Download Policy: Content on the Website is provided to you AS IS for your information and personal use and may not be sold / licensed / shared on other websites without getting consent from its author. While downloading, if for some reason you are not able to download a presentation, the publisher may have deleted the file from their server.
Agriculture in TransitionSociology 325 Dr. Paul Lasley Tomoko Ogawa Jolene Glenn
Your Connection to 325 www.soc.iastate.edu/class/soc325.html
Course Objectives 1. Understanding of the historical basis of U.S. agriculture and rural society. 2. Overview of major decisions and events that shaped our food and fiber system. 3. Provide a framework to anticipate the future and how these trends impact upon rural society, families and individuals. 4. Provide linkage between large-scale macro forces and career options and opportunities.
Textbooks for Class • The Development of American Agriculture, Williard Cochrane • Plus assigned readings from guest lecturers
Class Evaluation • Attendance and Participation 15% • Term Paper 20% • Exam 1 20% • Exam 2 20% • Final Exam 25%
325 XW Class Evaluation • Participation 5 percent • Ethics term paper 10 percent • County agricultural transition term paper 25 percent • First hourly exam 20 percent • Second hourly exam 20 percent • Comprehensive final exam 20 percent
Course is divided into 3 main periods... Unit 1 Colonial Period 1607 - 1800 Pioneering Period 1800 - 1900 Unit 2 Modernization 1900 - 1945 Industrialization 1945 - present Unit 3 Re-integration 1990 Commercialization Bio-genetics future
Questions we want to Explore • How has agriculture and rural life changed? • By what mechanism or forces has caused these changes? (What accounts for these changes?) • What are the expected changes in the future? • What are the consequences (both positive and negative) of these changes?
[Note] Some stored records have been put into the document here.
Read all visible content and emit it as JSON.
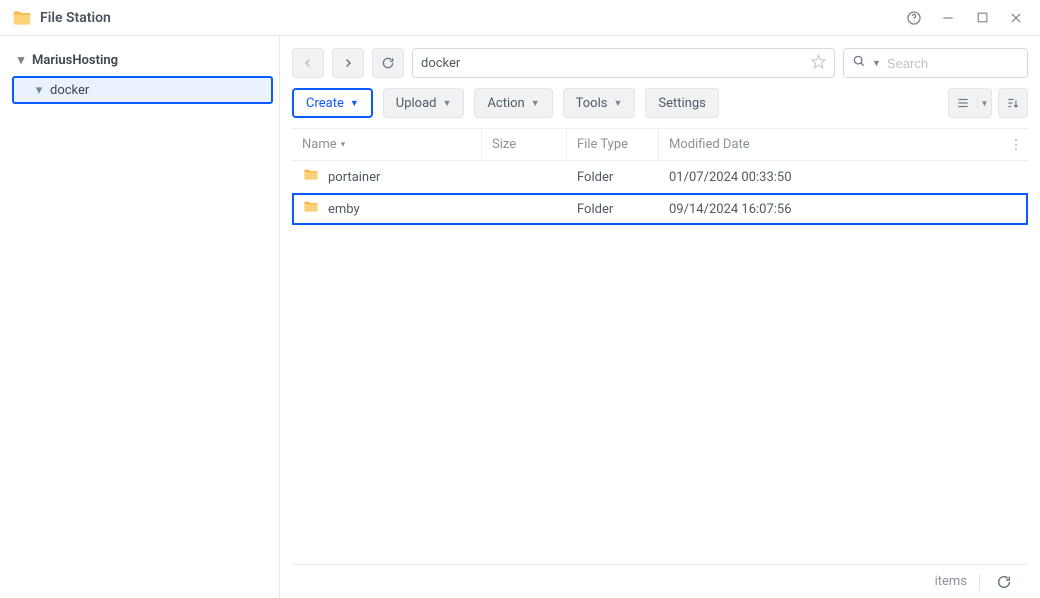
{
  "window": {
    "title": "File Station"
  },
  "tree": {
    "root_label": "MariusHosting",
    "children": [
      {
        "label": "docker",
        "selected": true
      }
    ]
  },
  "toolbar": {
    "path": "docker",
    "search_placeholder": "Search",
    "buttons": {
      "create": "Create",
      "upload": "Upload",
      "action": "Action",
      "tools": "Tools",
      "settings": "Settings"
    }
  },
  "table": {
    "columns": {
      "name": "Name",
      "size": "Size",
      "type": "File Type",
      "date": "Modified Date"
    },
    "rows": [
      {
        "name": "portainer",
        "size": "",
        "type": "Folder",
        "date": "01/07/2024 00:33:50",
        "highlight": false
      },
      {
        "name": "emby",
        "size": "",
        "type": "Folder",
        "date": "09/14/2024 16:07:56",
        "highlight": true
      }
    ]
  },
  "statusbar": {
    "items_label": "items"
  }
}
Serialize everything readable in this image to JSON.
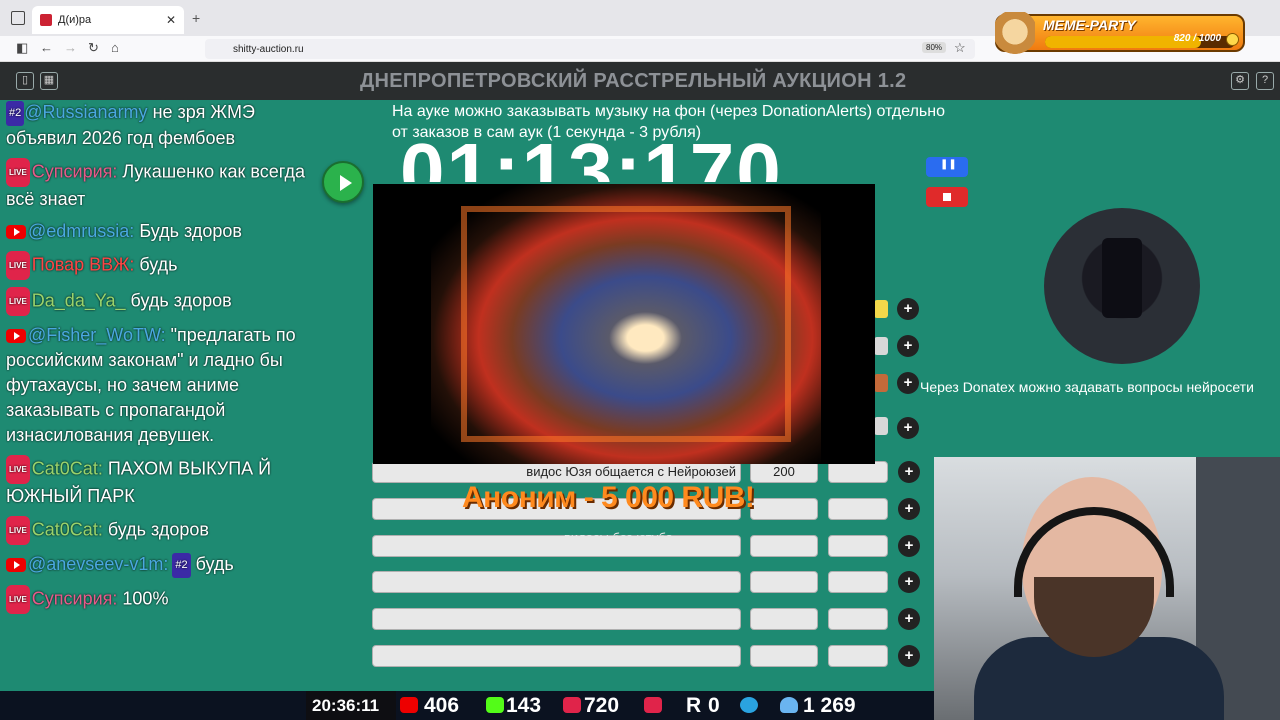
{
  "browser": {
    "tab_title": "Д(и)ра",
    "tab_close": "✕",
    "new_tab": "+",
    "url": "shitty-auction.ru",
    "zoom": "80%"
  },
  "meme_party": {
    "title": "MEME-PARTY",
    "score": "820 / 1000",
    "progress": 0.82
  },
  "app": {
    "title": "ДНЕПРОПЕТРОВСКИЙ РАССТРЕЛЬНЫЙ АУКЦИОН 1.2"
  },
  "chat": [
    {
      "badge": "rank",
      "rank": "#2",
      "author": "@Russianarmy",
      "author_color": "blue",
      "text": " не зря ЖМЭ объявил 2026 год фембоев"
    },
    {
      "badge": "live",
      "author": "Супсирия:",
      "author_color": "pink",
      "text": " Лукашенко как всегда всё знает"
    },
    {
      "badge": "yt",
      "author": "@edmrussia:",
      "author_color": "blue",
      "text": " Будь здоров"
    },
    {
      "badge": "live",
      "author": "Повар ВВЖ:",
      "author_color": "red",
      "text": " будь"
    },
    {
      "badge": "live",
      "author": "Da_da_Ya_",
      "author_color": "green",
      "text": " будь здоров"
    },
    {
      "badge": "yt",
      "author": "@Fisher_WoTW:",
      "author_color": "blue",
      "text": " \"предлагать по российским законам\" и ладно бы футахаусы, но зачем аниме заказывать с пропагандой изнасилования девушек."
    },
    {
      "badge": "live",
      "author": "Cat0Cat:",
      "author_color": "green",
      "text": " ПАХОМ ВЫКУПА Й ЮЖНЫЙ ПАРК"
    },
    {
      "badge": "live",
      "author": "Cat0Cat:",
      "author_color": "green",
      "text": " будь здоров"
    },
    {
      "badge": "yt",
      "author": "@anevseev-v1m:",
      "author_color": "blue",
      "text": " будь",
      "rank": "#2"
    },
    {
      "badge": "live",
      "author": "Супсирия:",
      "author_color": "pink",
      "text": " 100%"
    }
  ],
  "auction": {
    "announcement": "На ауке можно заказывать музыку на фон (через DonationAlerts) отдельно от заказов в сам аук (1 секунда - 3 рубля)",
    "timer": "01:13:170",
    "lots": [
      {
        "name": "видос Юзя общается с Нейроюзей",
        "amount": "200"
      },
      {
        "name": "",
        "amount": ""
      },
      {
        "name": "",
        "amount": ""
      },
      {
        "name": "",
        "amount": ""
      },
      {
        "name": "",
        "amount": ""
      },
      {
        "name": "",
        "amount": ""
      }
    ],
    "plus_label": "+"
  },
  "donation": {
    "headline": "Аноним - 5 000 RUB!",
    "message": "видосы без ютуба"
  },
  "donatex_note": "Через Donatex можно задавать вопросы нейросети",
  "stats": {
    "clock": "20:36:11",
    "youtube": "406",
    "kick": "143",
    "live": "720",
    "rutube": "0",
    "telegram": "",
    "viewers": "1 269"
  }
}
Twin Pillars of Rural Culture Structure ofAgriculture RuralCommunities
Is it agriculture or agri culture? Culture — Values Beliefs Behaviors Lifestyle
StructureofAgriculture RuralCulture Worldwide Global International Foreign
Defining a “farm” What is a farm? What is agriculture? What is a family farm? What other types of farm exist?
Million “Official” Definition FARM -- according to U.S. Census of Agriculture is any unit that has agricultural sales of $1,000 or more per year 6.8 1.9 1920 2002
“Family Farm” According to Lasley • Labor • Capital • Management • Land Ownership • Residency • Dependency
The 3 Sectors of Agriculture INPUT PRODUCTION OUTPUT (Supply) (Farm) (Processing) Transportation Slaughterers Canners Millers Wholesalers Retailers Seed Fertilizer Machinery Credit Fuel Pesticides Science/ Extension Where actual production takes place Farm people Farm organizations Farm communities
Culture and Agriculture Chapter 1 An introduction to Transitions In Agriculture
Dominate Values of Agriculture and Rural Communities • Freedom to make own decisions/independence • Opportunity for self Improvement • A worthwhile occupation • Way of life as well as business • Work outdoors/with nature • Place to raise a family
Rural Communtiy Characteristics • Common Societal Characteristics of Rural/Farm communities • Open: many opportunities to go into farming • Equality: autocratic businesses can be formed • Integration of work and family (farming is a lifestyle) • Socialization of children though work • Homogeneous society • Culture dominated by agrarian issues
Population Residency Urban Population Rural Non-farm population Farm Population 70% 40% 20% 2% 1880 1980
Population Residency Urban PopulationFarm Population 100 % 95 % 50 % 5 % 1790 1860 1920 1980
What is the future of Agriculture? Can agriculture progress positively from its current point? Will it simply continue at a status quo? Is the only direction we go from here a negative one?